Radiological evaluation revealed a trapped fourth ventricle with brainstem compression, associated with abnormal diffuse diencephalic signal changes compatible with edema. The entrapment was managed by foramen magnum decompression, resulting in complete symptom resolution and improvement in the abnormal magnetic resonance findings.
While trapped fourth ventricle is a well-described entity, we could not find a similar reported case where such an acute clinical syndrome was associated with such a distinct radiological picture 31).
A 20-year-old man with complex hydrocephalus and trapped fourth ventricle underwent a suboccipital placement of a VP shunt. Postprocedure patient developed double vision. Magnetic resonance imaging showed that the catheter was penetrating the dorsal brainstem at the level of the pontomedullary junction. Patient was referred to our Neuroendoscopic Clinic. Physical exam demonstrated pure right VI cranial nerve palsy.

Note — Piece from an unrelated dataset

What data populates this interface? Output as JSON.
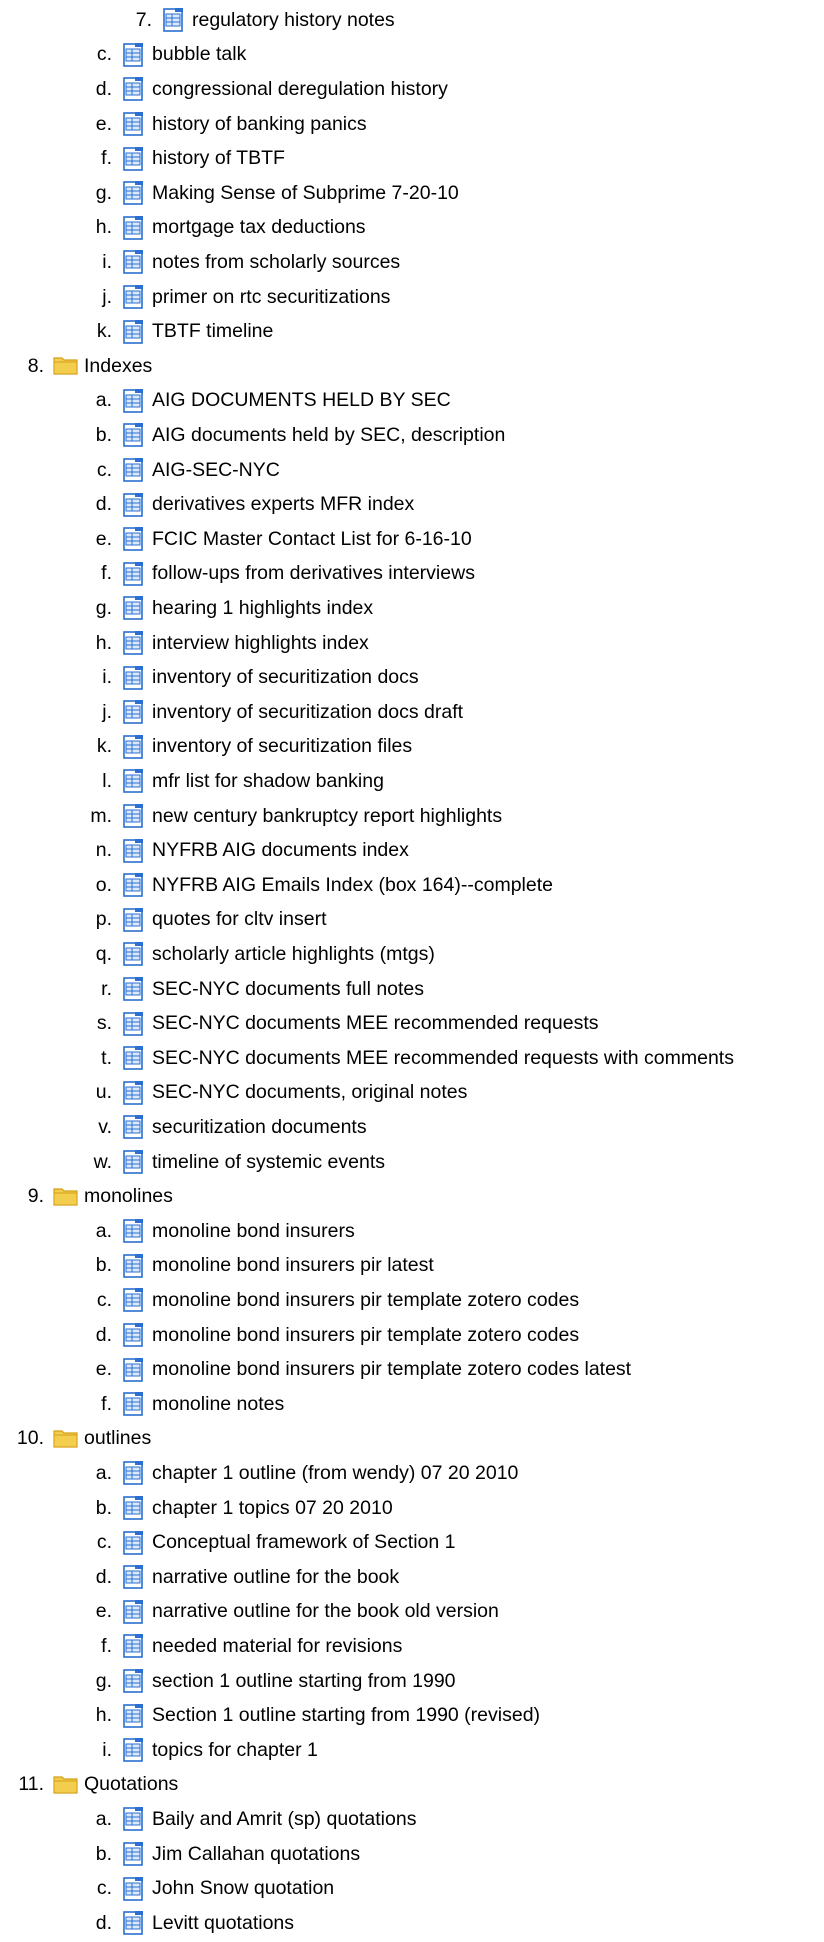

Patient underwent flexible endoscopic exploration of the ventricular system. Some of the endoscopic findings were severe aqueductal stenosis and brainstem injury from the catheter. Aqueductoplasty, transaqueductal approach into the fourth ventricle, and endoscopic repositioning of the catheter were some of the procedures performed. Patient recovered full neurological function. The combination of endoscopic exploration and shunt is a good alternative for patients with complex hydrocephalus. A transaqueductal approach to the fourth ventricle with flexible scope is an alternative for fourth ventricle pathology 32).
Cranial nerve palsy is rarely seen after shunt placement in an isolated fourth ventricle. In the few reports of this complication, neuropathies are thought to be caused by catheter injury to the brainstem nuclei either during the initial cannulations or after shrinkage of the fourth ventricle. The authors treated a child who suffered from delayed, progressive palsies of the sixth, seventh, 10th, and 12th cranial nerves several weeks after undergoing ventriculoperitoneal shunt placement in the fourth ventricle. Magnetic resonance imaging revealed the catheter tip to be placed well away from the ventricular floor but the brainstem had severely shifted backward, suggesting that the pathogenesis of the neuropathies was traction on the affected cranial nerves. The authors postulated that the siphoning effect of the shunt caused rapid collapse of the fourth ventricle and while the cerebellar hemispheres were tented back by adhesions to the dura, the brainstem became the only mobile component in response to the suction forces. Neurological recovery occurred after surgical opening of the closed fourth ventricle and lysis of the basal cistern adhesions, which restored moderate ventricular volume and released the brainstem to its normal position 33).
The first reported case was a patient with cysticercosis meningitis and communicating hydrocephalus in whom signs of a posterior fossa mass developed a few months after shunting of the lateral ventricles . Air studies and posterior fossa exploration demonstrated an encysted fourth ventricle due to occlusion of its outlets as well as of the aqueduct 34).